1. Standalone devices with no assigned user in sight
Deploying kiosk devices in bulk can be a tough process given the various devices to onboard and manage. How will you install apps, push OS updates, and update important readable files to a multitude of devices? A lack of on-site support can lead to chaos without proper remote device management. Kiosks need to have the right apps and crucial settings and functionalities to give end users a seamless experience.
Mobile Device Manager Plus offers out-of-the-box enrollment methods to remotely bring multiple devices under management and get them ready for use as corporate kiosks. Configure only the required settings, choose which ones are essential for functionality, and block the ones that can cause potential misuse of devices.
You can then lock devices down to only a single app in the case of point-of-sale devices or digital signage, where only one app needs to be used always. Or pick a set of organization-approved apps that users can access to make necessary purchases, check in, and complete specific tasks. You can also let them access specific websites, and block malicious sites.

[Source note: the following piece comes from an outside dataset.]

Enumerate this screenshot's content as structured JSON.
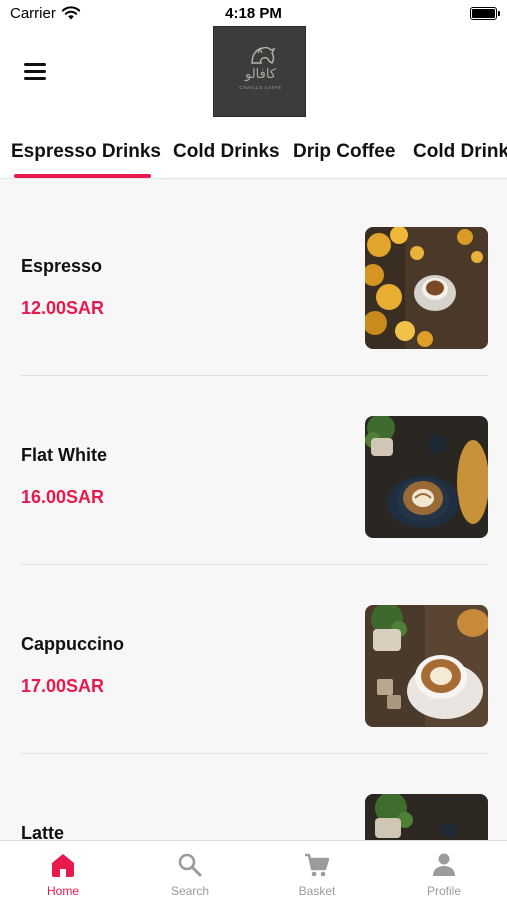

The home screen layout of devices can also be customized to ensure users cannot swap the positions of apps or web shortcuts. You can also lock iOS devices using Autonomous Single App Mode to give users access to an app only till a certain task is done.

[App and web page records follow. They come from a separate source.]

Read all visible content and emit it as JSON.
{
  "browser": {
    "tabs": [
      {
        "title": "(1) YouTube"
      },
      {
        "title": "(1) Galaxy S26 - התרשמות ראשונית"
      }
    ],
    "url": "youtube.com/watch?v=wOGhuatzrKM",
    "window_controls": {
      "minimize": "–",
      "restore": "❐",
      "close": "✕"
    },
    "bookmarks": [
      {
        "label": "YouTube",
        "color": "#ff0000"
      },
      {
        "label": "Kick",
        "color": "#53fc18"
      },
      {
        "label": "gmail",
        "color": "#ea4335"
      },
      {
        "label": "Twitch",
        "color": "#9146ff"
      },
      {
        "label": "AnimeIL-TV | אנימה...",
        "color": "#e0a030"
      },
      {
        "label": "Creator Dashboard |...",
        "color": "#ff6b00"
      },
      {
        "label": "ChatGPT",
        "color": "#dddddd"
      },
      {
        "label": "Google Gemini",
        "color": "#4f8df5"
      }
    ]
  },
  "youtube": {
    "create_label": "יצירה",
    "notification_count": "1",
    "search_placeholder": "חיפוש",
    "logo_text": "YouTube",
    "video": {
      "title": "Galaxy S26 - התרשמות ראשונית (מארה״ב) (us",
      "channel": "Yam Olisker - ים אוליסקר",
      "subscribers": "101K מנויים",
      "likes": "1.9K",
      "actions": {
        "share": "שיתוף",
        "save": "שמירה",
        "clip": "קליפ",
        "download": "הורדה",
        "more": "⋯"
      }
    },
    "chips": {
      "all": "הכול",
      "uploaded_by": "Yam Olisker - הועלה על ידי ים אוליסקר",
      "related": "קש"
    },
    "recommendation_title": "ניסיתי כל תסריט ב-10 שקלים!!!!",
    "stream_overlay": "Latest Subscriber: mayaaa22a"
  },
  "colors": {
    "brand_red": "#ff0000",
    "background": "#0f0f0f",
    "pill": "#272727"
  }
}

2. Unreliable devices and improper device maintenance
Kiosk devices need to function almost continuously to carry out tasks. Imagine if a device stops working mid-transaction or its battery runs out while a customer is in the middle of reading the terms and conditions before an important purchase. If your inventory isn’t at its best, unreliable devices may be used as kiosks, which only adds to the IT admin’s headaches.
With Mobile Device Manager Plus, you can schedule a device to be rebooted at a certain time—say, prior to work hours—so its cache is cleared. This boosts device performance and makes sure the device has no remnant of the previous user’s data that could hinder productivity. You can also schedule a device shutdown post work hours to ensure that battery and device performance doesn’t take a hit. These actions can be scheduled based on the organization’s need, either daily or weekly at a specific time, so there’s no worry about sitting down to execute these tasks on different device groups or departmental devices each day.
Moreover, in the era of remote work, being able to reboot or turn off corporate devices before and after work hours helps maintain device health and ensures that you can track the device during required hours only. You can regularly check the battery levels of all your devices being managed and configure alerts for if a device’s battery level goes down to a certain percentage.
3. Constant risks to corporate devices and data
Ensuring the device is secure enough, while giving the user a good experience as they access the device, is probably the hardest MDM challenge. Without advanced security imposed on kiosks, data leaks that could jeopardize the company are right around the corner. Also, without effective measures taken, there’s a good chance that repeated usage of devices, or users tampering with different buttons or controls on devices, will lead to device damage and slow down device performance. Being compact, mobile devices are always prone to theft as well.
Guarantee all-around device and data protection by restricting specific controls on the device, like Bluetooth, AirDrop, or sharing passwords, and disabling the status and task bars. This ensures that users cannot share any data to sources that are not verified by management. Set up a certain volume level that users cannot change, and hide sensitive business-related notifications from appearing on kiosks during work sessions.
In the unfortunate event of a device getting misplaced or lost, you can remotely lock it, get its location, and immediately erase any sensitive information from it to safeguard corporate data from being misused. You can also configure security actions to be executed on devices if they leave a specific geographical boundary.
Get a 30-day free trial today to explore Kiosk Mode and other features in Mobile Device Manager Plus.